F1 2017, similar to Codemasters’ previous entries, is a visually stunning game, from the details on each car to the track and even the race weekend presentation. TV Presentation is here, with commentators going through the Grid order and podium celebrations after the race. The career mode now features a paddock type hub, similar to how the first entries in Codemasters’ F1 sims. Here, you’ll interact with a laptop to go to the next session, change engine parts, see the championship standings and develop your car. Other characters will approach you to tell you of a new rival, how a new part has progressed or to invite you to a classic car event. It looks fantastic but the only downside is it increases the load times. The car development is much improved over the previous entries. Using a system F1 2016 introduced, you complete objectives over a race weekend and earn resource points. These are then spent to improve your car’s performance or reliability. These accrue slowly as a way to encourage you to remain loyal to a team rather than jumping around. Replacing car parts may incur a penalty, similar to how it would in real life. My issue was I found my car parts to wear very quickly so I ended up investing most of my development into durability to avoid grid penalties. When you start out, you create a character, customise their helmet (some helmets allow you to change individual colours) and pick your car number. Then you can choose any team to start with along with your teammate. The career mode is 10 years long but unfortunately other drivers don’t switch teams. This was an issue with all of the F1 games until recently. Classic events will pop up every now and again but they can’t be skipped. It’s a nice addition to be able to play as old McLarens, Ferraris or Williams but after a while I just wanted to get on with my season. Outside of career mode there’s Championships, which allow you to partake in different championship events such as Classic Championship Season and Sprint Challenge, as well as the Invitational Events you’ll encounter in Career Mode. The game has the usual wealth of options from assists such as Pit Limiter to weather setting but now you can change the time of day and difficulty is a sliding bar so you can find the driver AI just for you. There’re also a few variances on tracks such as Bahrain or the USA. On the track, the cars feel fantastic.

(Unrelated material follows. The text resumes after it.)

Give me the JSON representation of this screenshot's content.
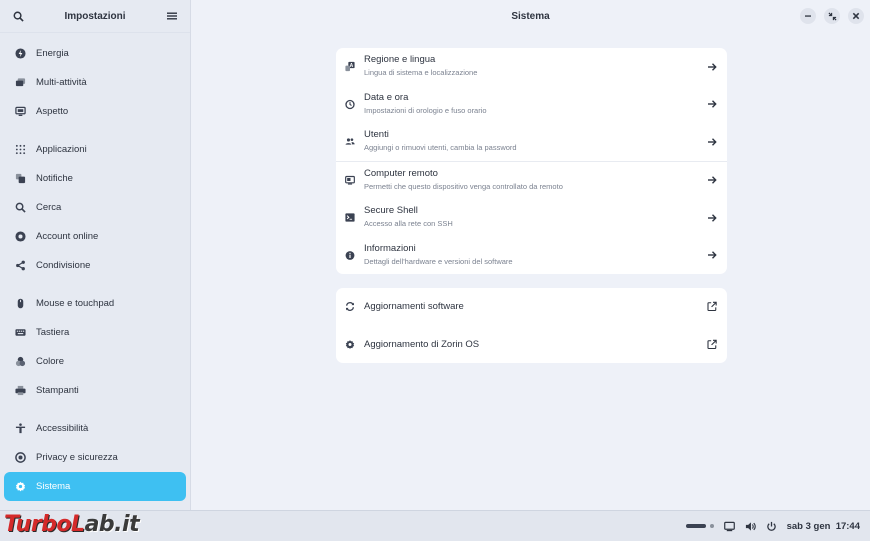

With the right set-up, you will be gliding around the track with ease and thanks to the track acclimatization programme in practice, you’ll soon pick up how to manoeuvre around each course. Overall, it’s a great experience, even a few years after its initial release.